EPA Releases Final Policy for Consultation and Coordination with Indian Tribes (HQ)
WASHINGTON – Today, the U.S. Environmental Protection
Agency (EPA) released its final policy on consultation and
coordination with Indian tribes. EPA is among the first of the
federal agencies to finalize its consultation policy in response to
President Obama’s first tribal leaders summit in November
2009, and the issuance of executive order 13175 to establish
regular and meaningful consultation and collaboration with tribal
officials in the development of federal policies that have tribal
"EPA is dedicated to strengthening our collaboration with tribes and ensuring that they have a voice and a seat at the table on the issues that touch their health and their economy," said EPA Administrator Lisa P. Jackson. "President Obama has directed agencies across the federal government to revisit and update the ways we work together with tribal nations, a step that is critical to meeting the needs of today and ensuring our communities are cleaner, healthier and more prosperous heading into the future."
The final policy builds on EPA’s 1984 Indian policy and is intended to make good on the Obama administration's commitment to strengthen tribal partnerships by establishing clear agency standards for the consultation process, to promote consistency and coordination.

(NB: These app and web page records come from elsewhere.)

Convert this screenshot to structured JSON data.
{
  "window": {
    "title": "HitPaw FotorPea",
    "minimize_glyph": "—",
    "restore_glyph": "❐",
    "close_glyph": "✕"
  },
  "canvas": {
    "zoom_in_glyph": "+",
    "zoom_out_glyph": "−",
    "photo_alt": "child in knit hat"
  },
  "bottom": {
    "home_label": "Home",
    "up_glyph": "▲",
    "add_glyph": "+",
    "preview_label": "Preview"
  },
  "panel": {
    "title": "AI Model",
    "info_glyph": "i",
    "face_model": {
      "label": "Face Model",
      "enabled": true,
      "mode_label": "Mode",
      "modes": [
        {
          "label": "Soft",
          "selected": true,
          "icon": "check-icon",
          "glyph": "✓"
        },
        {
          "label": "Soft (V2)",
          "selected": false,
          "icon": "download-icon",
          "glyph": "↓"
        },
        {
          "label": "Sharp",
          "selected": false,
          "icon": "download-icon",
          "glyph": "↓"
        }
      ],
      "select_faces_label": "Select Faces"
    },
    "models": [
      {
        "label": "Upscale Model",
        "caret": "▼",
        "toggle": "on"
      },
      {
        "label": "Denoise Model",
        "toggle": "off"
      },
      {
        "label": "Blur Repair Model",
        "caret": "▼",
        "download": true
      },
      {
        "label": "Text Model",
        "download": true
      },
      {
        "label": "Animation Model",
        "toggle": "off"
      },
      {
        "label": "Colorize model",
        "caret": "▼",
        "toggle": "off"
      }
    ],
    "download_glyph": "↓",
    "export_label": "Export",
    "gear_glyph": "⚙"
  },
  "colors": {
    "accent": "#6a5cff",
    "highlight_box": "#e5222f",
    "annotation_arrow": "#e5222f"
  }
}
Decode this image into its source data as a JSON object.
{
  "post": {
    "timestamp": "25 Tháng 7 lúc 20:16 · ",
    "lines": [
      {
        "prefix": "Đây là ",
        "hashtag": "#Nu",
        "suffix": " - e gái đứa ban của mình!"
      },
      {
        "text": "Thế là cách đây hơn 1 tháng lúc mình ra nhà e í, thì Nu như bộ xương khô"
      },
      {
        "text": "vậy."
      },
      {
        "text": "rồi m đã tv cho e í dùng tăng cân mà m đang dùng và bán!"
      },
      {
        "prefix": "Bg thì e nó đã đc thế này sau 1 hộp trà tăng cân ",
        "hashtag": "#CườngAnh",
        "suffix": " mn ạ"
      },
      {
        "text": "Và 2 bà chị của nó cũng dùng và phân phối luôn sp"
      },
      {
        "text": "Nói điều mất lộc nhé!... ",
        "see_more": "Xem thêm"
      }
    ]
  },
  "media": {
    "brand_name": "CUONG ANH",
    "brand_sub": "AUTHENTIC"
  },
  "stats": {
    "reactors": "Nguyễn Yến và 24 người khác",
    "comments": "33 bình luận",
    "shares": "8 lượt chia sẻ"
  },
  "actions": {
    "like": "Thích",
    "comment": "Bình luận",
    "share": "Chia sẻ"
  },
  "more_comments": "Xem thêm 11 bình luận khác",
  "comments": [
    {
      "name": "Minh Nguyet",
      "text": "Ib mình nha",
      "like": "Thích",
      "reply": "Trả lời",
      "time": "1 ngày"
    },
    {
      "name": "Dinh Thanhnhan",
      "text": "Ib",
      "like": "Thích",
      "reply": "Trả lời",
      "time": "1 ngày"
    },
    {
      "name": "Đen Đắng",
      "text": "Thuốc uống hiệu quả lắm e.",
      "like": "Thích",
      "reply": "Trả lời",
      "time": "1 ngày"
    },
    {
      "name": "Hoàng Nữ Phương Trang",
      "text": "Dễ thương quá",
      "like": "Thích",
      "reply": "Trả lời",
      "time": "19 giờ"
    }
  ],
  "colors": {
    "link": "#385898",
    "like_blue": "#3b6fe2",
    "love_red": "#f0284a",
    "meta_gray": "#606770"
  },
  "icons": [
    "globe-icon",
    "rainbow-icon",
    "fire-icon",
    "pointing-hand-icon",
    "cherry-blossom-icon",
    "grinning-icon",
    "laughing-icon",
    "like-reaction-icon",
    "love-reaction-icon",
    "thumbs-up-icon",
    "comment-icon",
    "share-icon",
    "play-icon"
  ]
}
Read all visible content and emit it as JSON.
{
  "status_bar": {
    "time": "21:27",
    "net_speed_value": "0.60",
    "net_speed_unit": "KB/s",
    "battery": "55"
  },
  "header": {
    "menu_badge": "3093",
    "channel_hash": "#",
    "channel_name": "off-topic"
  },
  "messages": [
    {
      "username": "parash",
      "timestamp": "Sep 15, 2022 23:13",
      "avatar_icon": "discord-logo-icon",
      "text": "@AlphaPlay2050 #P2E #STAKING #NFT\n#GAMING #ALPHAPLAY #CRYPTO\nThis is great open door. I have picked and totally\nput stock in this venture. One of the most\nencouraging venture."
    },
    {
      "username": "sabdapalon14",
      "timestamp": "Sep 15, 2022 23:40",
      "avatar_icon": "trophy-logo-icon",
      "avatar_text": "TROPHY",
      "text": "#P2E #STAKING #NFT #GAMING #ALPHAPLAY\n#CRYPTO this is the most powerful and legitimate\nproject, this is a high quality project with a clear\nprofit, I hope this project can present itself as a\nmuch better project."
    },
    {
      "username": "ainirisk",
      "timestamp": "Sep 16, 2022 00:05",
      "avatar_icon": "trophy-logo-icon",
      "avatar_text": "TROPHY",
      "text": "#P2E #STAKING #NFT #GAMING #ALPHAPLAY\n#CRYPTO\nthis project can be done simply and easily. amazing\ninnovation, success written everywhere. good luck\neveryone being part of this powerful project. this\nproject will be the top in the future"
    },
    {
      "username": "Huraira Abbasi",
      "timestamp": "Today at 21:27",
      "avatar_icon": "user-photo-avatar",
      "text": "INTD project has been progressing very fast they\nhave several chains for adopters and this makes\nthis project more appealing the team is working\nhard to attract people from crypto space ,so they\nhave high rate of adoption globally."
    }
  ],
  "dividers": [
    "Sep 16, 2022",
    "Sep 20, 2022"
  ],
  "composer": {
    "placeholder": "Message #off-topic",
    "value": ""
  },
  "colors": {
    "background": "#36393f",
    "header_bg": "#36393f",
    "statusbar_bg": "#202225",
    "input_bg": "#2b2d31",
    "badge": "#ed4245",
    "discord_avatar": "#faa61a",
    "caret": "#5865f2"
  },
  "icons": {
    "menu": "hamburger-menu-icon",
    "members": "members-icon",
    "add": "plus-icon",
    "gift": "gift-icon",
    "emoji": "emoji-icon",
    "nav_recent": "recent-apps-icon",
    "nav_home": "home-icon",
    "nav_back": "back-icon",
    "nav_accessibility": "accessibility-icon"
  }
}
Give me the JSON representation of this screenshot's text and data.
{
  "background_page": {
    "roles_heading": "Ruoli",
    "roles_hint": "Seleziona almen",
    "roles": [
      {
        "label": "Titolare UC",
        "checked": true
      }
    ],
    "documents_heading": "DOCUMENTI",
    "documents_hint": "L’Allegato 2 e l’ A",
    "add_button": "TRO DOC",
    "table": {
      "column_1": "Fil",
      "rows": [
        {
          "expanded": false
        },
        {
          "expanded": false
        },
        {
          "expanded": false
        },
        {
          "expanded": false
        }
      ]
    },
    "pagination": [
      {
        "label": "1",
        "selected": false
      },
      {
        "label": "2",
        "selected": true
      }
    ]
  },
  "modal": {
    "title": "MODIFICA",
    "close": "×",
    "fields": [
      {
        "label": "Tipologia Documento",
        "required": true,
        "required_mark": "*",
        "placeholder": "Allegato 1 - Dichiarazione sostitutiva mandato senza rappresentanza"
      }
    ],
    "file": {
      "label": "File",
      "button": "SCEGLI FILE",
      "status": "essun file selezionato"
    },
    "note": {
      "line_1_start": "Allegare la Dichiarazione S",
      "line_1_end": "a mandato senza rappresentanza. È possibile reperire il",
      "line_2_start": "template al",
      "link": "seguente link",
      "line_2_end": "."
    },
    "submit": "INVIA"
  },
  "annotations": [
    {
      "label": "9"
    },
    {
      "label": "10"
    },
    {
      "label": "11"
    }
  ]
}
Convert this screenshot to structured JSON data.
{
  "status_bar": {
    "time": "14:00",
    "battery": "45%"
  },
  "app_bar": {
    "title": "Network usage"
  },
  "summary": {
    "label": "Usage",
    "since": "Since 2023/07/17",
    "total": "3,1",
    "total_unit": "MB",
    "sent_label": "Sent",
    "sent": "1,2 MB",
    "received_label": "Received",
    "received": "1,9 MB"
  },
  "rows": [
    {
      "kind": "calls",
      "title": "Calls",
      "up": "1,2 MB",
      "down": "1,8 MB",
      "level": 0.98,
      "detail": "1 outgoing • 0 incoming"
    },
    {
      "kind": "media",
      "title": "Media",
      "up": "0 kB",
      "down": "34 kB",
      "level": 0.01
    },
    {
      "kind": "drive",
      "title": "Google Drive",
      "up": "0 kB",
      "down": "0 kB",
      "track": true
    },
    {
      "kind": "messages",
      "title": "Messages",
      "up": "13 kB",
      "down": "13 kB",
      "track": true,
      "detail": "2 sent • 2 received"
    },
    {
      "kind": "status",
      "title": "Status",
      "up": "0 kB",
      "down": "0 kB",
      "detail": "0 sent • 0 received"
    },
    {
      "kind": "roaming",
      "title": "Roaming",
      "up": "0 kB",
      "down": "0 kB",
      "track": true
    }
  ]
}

The policy establishes a new, broader standard for the types of actions that may be appropriate for consultation and makes clear the two-way nature of government-to-government consultation by inviting tribes to request issues for consultation.Actions that may be appropriate for consultation include developing standards, guidance, policies, permitting decisions, and activities under international agreements.The policy also establishes a management, oversight and reporting structure that will help ensure accountability and transparency by identifying responsible individuals in each office and requiring EPA program and regional offices to identify actions appropriate for consultation at least twice a year.
More information on the policy: http://www.epa.gov/indian/